Real Madrid-PSG: Champions League the ultimate yardstick

Real Madrid's 3-1 victory over Paris Saint-Germain has changed the atmosphere in both the Spanish and French capitals. Having stamped their authority on the Champions League against the Franco-Qatari pretenders to their throne, Real's disastrous domestic campaign now weighs that bit less heavily on Madridistas. On the other hand, PSG's string of impressive results in France seems almost to have been forgotten overnight. So much for all the talk of fine football, frightening front threes and free-scoring; that collapsed like a house of cards on Wednesday night. PSG have been built to conquer Europe, the very domain where Real Madrid established their legend in black and white, and are now adding to it in colour.

Paris Saint-Germain players Marco Verratti (right) and Thomas Meunier (left) look on in dejection as Marcelo (second left) and Sergio Ramos celebrate Real Madrid's third goal on Wednesday.

Too many PSG men failed the Champions League test

In today's game, the Champions League is pretty much the be all and end all. Every player worth his salt aims to play in it and star in it. Adrien Rabiot, PSG's excellent central midfielder, gave a (possibly all too) revealing assessment of what befell the Frenchmen in Madrid, explaining: "It's all well and good putting eight past Dijon..." Rabiot's point was, clearly, that, when it comes to football, the wheat is separated from the chaff at the Santiago Bernabéu, not in Ligue 1. And on this higher footballing plane, he and Neymar showed themselves to be equal to the task, sure; but the same certainly cannot be said of all of their colleagues. As was the case a year ago in Barcelona, more than a few failed to step up to the plate.

Real Madrid are in their element in the European Cup

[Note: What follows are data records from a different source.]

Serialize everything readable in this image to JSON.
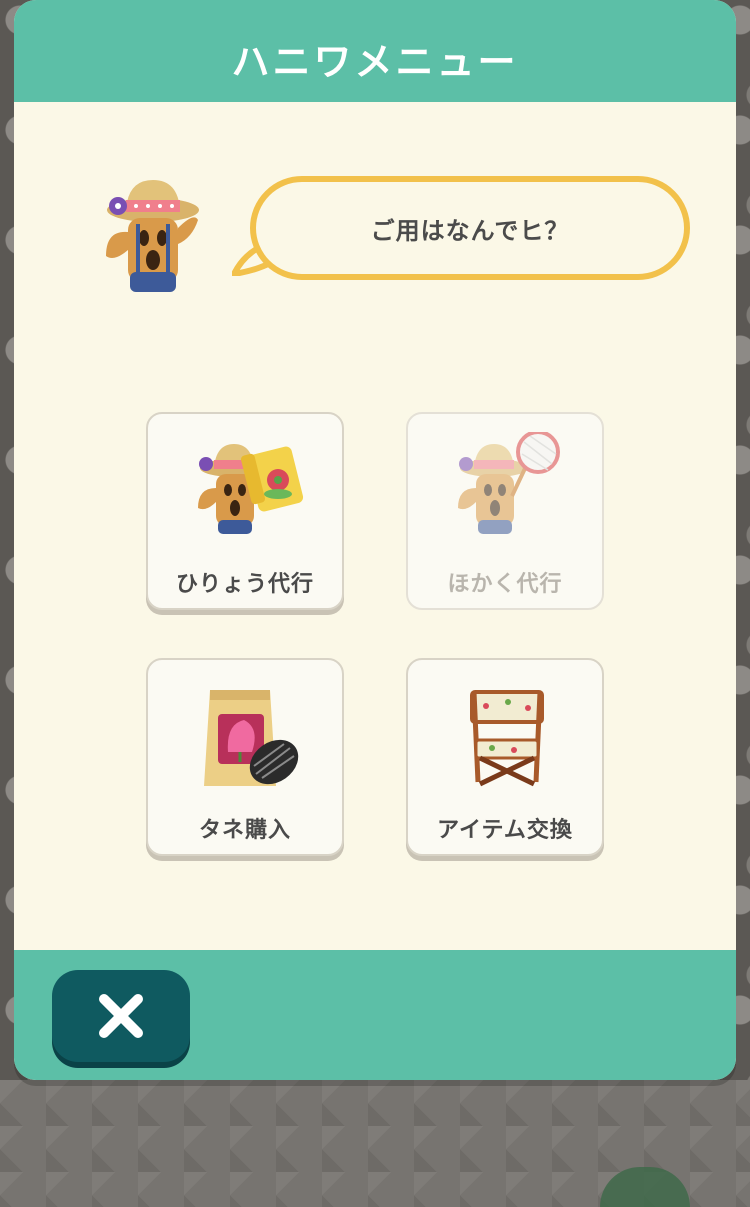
{
  "header": {
    "title": "ハニワメニュー"
  },
  "dialog": {
    "message": "ご用はなんでヒ？"
  },
  "menu": {
    "items": [
      {
        "label": "ひりょう代行",
        "icon": "haniwa-fertilizer-icon",
        "enabled": true
      },
      {
        "label": "ほかく代行",
        "icon": "haniwa-bug-net-icon",
        "enabled": false
      },
      {
        "label": "タネ購入",
        "icon": "seed-packet-icon",
        "enabled": true
      },
      {
        "label": "アイテム交換",
        "icon": "folding-chair-icon",
        "enabled": true
      }
    ]
  },
  "footer": {
    "close_icon": "close-icon"
  },
  "colors": {
    "header": "#5cbfa7",
    "panel": "#fbf8e7",
    "bubble_border": "#f2c14b",
    "close_button": "#0f5a60"
  }
}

Which is precisely what doesn't tend to happen to a Real Madrid so synonymous with this tournament. Their LaLiga title defence has been pitiful and they've been embarrassed in the Copa del Rey, but when the Champions League comes around, they're a different proposition. They play with assurance, they get that bit of luck, they're in control of the situation. When the going gets tough, they dig in and ride it out; when their tails are up, they take full advantage. In the European Cup, they're in their element. Anything can happen in Paris, of course; but, at the halfway stage, the tie is in a position few had predicted. And PSG don't only face a 3-1 deficit; they face a 3-1 deficit against the past masters at this competition.